**Instructions for the task**
All lines below between the line with "What's the underlying" and the line with "Convert this screenshot", including both, must be copied exactly, and the pictures must be omitted.
────────────────────
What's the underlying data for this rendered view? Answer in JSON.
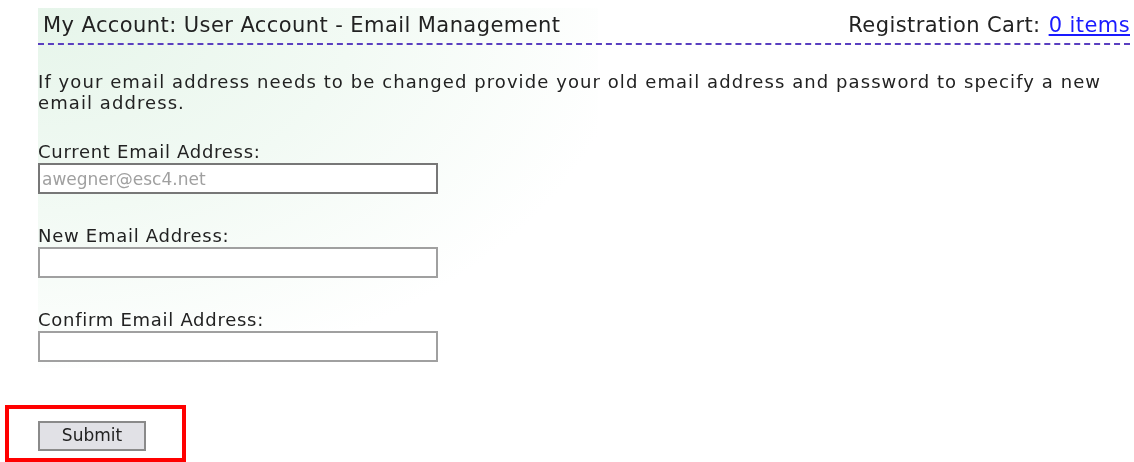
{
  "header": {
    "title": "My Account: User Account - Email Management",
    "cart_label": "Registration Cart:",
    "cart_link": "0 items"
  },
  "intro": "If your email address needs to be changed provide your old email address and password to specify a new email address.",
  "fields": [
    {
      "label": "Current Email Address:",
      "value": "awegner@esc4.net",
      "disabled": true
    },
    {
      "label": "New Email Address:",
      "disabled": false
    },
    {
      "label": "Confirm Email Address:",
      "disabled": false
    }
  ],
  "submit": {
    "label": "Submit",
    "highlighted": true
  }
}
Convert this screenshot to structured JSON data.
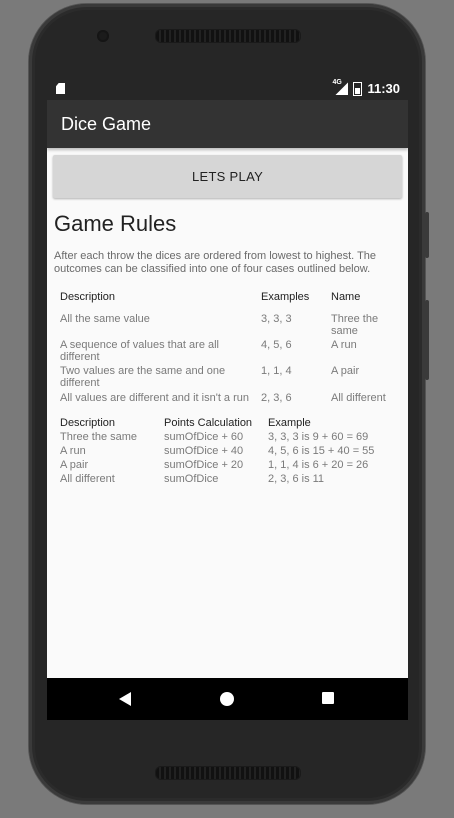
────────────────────
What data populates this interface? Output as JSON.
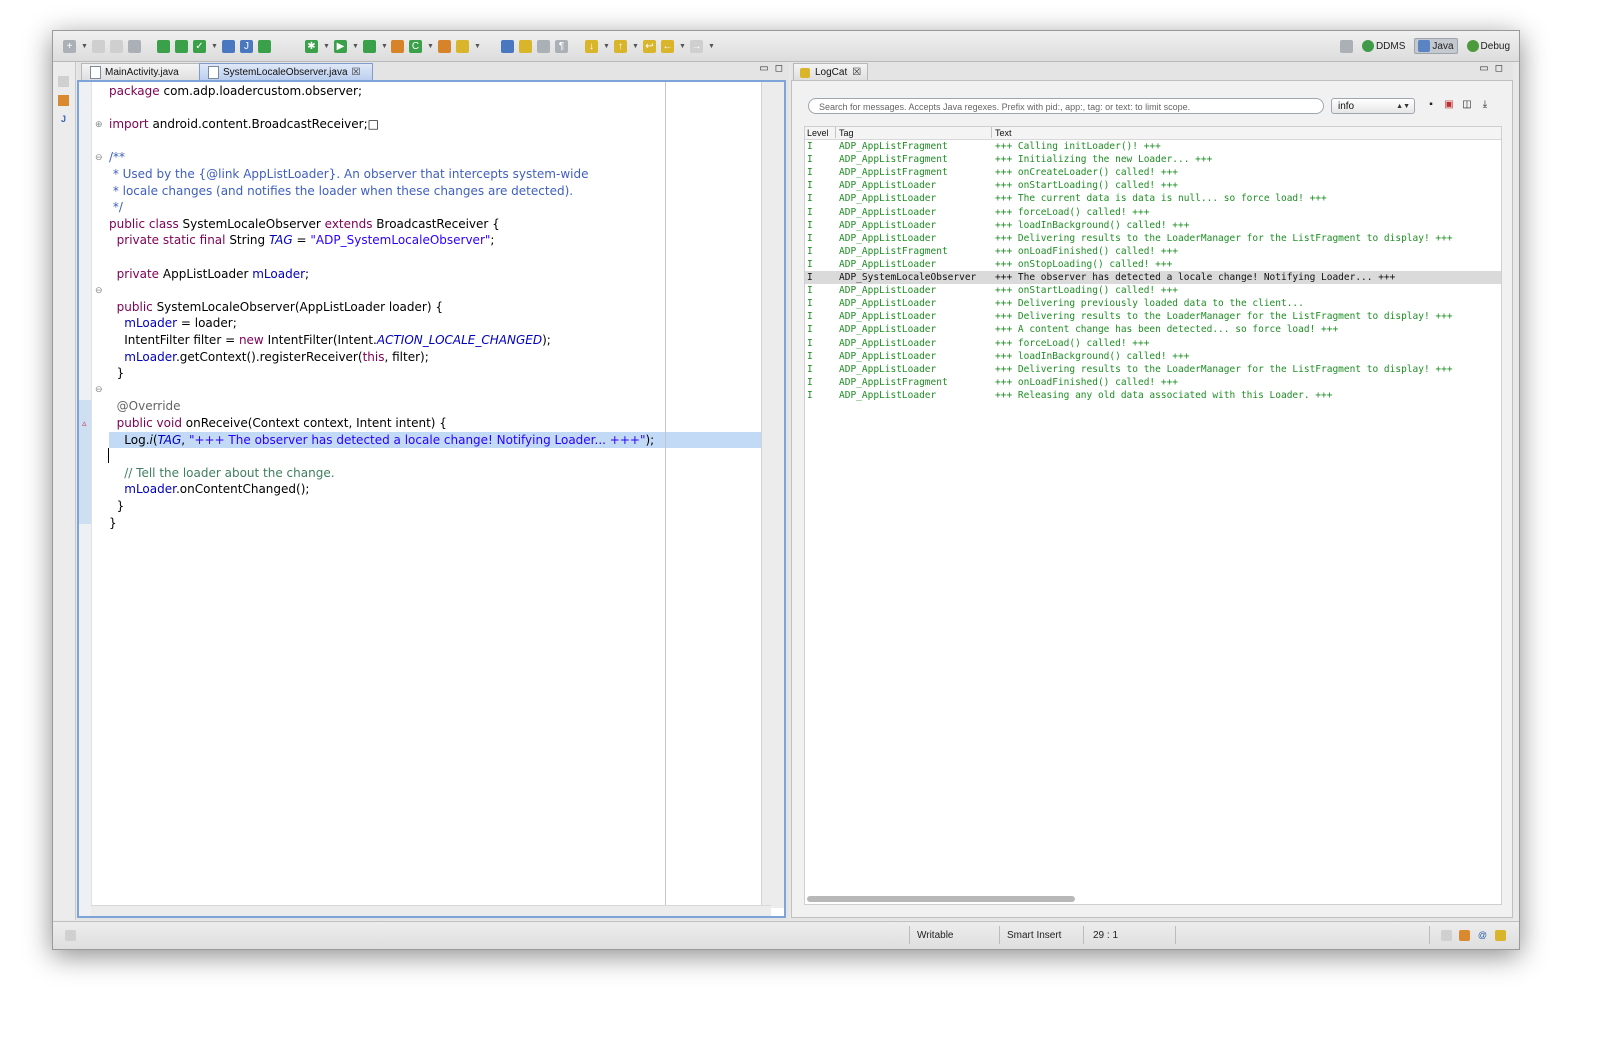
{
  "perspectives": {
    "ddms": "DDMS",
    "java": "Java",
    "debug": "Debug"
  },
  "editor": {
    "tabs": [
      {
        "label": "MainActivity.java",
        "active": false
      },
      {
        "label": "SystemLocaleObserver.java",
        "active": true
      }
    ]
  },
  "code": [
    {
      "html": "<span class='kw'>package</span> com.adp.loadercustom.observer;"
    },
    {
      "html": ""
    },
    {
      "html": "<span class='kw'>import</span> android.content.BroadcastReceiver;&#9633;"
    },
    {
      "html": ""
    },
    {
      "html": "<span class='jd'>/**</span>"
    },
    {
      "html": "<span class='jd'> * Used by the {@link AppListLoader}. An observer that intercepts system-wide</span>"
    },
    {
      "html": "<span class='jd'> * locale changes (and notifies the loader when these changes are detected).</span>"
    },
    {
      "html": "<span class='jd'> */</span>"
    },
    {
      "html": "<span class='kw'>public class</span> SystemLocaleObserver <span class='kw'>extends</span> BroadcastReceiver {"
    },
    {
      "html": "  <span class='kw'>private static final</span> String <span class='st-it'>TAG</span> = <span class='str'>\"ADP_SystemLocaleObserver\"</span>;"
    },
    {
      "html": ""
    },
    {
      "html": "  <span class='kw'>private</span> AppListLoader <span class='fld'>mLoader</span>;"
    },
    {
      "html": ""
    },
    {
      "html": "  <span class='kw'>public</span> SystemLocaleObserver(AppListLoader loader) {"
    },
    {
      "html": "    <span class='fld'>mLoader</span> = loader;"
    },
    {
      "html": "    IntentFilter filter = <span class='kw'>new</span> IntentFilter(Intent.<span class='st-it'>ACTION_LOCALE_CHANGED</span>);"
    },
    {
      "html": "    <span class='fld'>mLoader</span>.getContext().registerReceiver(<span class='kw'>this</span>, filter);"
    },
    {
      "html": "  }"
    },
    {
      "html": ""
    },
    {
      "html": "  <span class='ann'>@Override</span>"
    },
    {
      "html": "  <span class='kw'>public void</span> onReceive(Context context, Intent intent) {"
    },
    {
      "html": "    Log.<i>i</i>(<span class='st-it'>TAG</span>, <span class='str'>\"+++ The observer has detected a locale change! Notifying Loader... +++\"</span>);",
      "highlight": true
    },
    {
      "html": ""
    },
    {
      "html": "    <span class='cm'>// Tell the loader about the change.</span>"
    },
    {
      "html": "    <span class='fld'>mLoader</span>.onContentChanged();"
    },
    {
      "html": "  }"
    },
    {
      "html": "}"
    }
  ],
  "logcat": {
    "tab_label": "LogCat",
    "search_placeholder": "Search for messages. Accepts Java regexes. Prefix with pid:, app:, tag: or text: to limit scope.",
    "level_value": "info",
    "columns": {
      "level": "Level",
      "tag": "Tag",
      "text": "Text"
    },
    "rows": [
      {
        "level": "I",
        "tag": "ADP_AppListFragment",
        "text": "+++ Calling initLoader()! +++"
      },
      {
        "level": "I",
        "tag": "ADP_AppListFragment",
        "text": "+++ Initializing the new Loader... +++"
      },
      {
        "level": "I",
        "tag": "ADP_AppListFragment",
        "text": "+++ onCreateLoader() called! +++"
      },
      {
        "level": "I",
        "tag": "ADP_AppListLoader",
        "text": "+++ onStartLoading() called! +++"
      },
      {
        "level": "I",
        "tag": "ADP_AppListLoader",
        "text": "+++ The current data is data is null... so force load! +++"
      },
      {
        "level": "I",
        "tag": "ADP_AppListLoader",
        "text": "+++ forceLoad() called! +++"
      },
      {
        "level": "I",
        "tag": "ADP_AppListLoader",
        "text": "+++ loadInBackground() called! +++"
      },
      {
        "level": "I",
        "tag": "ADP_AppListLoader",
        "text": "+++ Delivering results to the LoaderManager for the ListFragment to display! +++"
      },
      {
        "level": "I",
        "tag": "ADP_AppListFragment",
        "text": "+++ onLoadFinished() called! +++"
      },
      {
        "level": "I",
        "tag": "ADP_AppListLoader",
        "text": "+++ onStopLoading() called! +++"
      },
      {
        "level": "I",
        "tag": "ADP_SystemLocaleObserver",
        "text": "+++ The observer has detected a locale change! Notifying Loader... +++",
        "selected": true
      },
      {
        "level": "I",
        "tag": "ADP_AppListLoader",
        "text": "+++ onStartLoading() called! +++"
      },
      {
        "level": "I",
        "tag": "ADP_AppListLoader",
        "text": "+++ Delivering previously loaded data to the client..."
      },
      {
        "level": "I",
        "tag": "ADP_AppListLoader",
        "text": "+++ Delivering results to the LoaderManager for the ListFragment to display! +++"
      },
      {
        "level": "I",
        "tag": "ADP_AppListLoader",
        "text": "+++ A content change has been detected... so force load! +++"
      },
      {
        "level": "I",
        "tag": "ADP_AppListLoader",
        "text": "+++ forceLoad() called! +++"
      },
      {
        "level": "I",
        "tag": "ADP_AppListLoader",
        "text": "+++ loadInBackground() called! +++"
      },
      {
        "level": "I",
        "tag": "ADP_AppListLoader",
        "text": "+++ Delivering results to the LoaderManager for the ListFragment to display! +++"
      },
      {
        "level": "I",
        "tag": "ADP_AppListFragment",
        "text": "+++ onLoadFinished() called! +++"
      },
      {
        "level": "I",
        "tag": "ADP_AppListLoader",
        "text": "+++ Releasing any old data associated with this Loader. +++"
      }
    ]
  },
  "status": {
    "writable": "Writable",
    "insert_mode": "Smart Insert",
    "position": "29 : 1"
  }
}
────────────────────
**Written response**
What's the underlying data for this rendered view? Answer in JSON.
{
  "header": {
    "title": "My Account: User Account - Email Management",
    "cart_label": "Registration Cart:",
    "cart_link": "0 items"
  },
  "intro": "If your email address needs to be changed provide your old email address and password to specify a new email address.",
  "fields": [
    {
      "label": "Current Email Address:",
      "value": "awegner@esc4.net",
      "disabled": true
    },
    {
      "label": "New Email Address:",
      "disabled": false
    },
    {
      "label": "Confirm Email Address:",
      "disabled": false
    }
  ],
  "submit": {
    "label": "Submit",
    "highlighted": true
  }
}
Convert this screenshot to structured JSON data.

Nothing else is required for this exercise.